(Component data from apps and pages)
==================================================

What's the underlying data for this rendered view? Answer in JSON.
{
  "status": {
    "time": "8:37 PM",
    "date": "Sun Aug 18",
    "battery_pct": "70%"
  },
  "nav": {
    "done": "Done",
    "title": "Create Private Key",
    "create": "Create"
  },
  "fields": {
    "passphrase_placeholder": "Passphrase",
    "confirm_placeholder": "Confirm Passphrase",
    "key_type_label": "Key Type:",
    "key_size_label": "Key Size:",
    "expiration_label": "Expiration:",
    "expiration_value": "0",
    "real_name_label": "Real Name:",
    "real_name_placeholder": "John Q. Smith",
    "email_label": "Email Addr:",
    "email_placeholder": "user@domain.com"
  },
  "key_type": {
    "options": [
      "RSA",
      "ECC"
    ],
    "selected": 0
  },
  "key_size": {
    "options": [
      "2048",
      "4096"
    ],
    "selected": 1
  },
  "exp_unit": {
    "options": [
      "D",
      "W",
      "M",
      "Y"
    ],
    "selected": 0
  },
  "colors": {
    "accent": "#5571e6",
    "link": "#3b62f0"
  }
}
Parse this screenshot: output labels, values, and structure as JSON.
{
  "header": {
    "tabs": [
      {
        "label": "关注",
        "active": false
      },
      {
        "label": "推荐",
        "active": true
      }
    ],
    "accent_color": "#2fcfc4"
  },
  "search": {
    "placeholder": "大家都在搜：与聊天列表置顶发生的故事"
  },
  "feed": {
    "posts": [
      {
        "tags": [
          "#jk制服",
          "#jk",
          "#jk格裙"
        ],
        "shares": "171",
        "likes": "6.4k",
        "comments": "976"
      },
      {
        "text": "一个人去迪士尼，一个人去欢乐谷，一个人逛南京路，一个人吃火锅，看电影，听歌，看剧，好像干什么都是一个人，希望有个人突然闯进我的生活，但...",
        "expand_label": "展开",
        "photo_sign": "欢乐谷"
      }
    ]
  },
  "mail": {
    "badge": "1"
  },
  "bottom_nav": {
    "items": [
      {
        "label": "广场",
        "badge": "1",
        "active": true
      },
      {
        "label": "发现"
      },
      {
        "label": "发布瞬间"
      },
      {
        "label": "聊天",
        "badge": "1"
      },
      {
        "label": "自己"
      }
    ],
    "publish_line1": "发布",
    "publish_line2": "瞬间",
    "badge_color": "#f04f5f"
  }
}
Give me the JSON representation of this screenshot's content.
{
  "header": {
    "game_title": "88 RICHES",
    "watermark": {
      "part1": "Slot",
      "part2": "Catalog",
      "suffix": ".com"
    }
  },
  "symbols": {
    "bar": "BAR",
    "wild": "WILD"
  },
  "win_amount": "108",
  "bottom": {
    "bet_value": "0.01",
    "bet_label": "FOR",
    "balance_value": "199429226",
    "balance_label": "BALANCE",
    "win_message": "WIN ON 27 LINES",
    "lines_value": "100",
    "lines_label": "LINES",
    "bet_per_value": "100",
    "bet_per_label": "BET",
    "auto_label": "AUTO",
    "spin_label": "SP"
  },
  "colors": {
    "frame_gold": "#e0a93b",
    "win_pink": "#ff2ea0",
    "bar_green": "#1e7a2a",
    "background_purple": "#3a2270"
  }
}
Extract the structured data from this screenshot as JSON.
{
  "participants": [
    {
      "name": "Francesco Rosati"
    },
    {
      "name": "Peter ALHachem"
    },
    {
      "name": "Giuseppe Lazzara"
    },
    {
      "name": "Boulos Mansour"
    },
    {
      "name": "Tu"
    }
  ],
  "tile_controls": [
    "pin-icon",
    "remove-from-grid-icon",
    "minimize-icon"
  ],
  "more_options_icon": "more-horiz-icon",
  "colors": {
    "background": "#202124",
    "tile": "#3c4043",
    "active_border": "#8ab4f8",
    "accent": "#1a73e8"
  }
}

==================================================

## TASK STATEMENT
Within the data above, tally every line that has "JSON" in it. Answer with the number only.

## TASK OUTPUT
4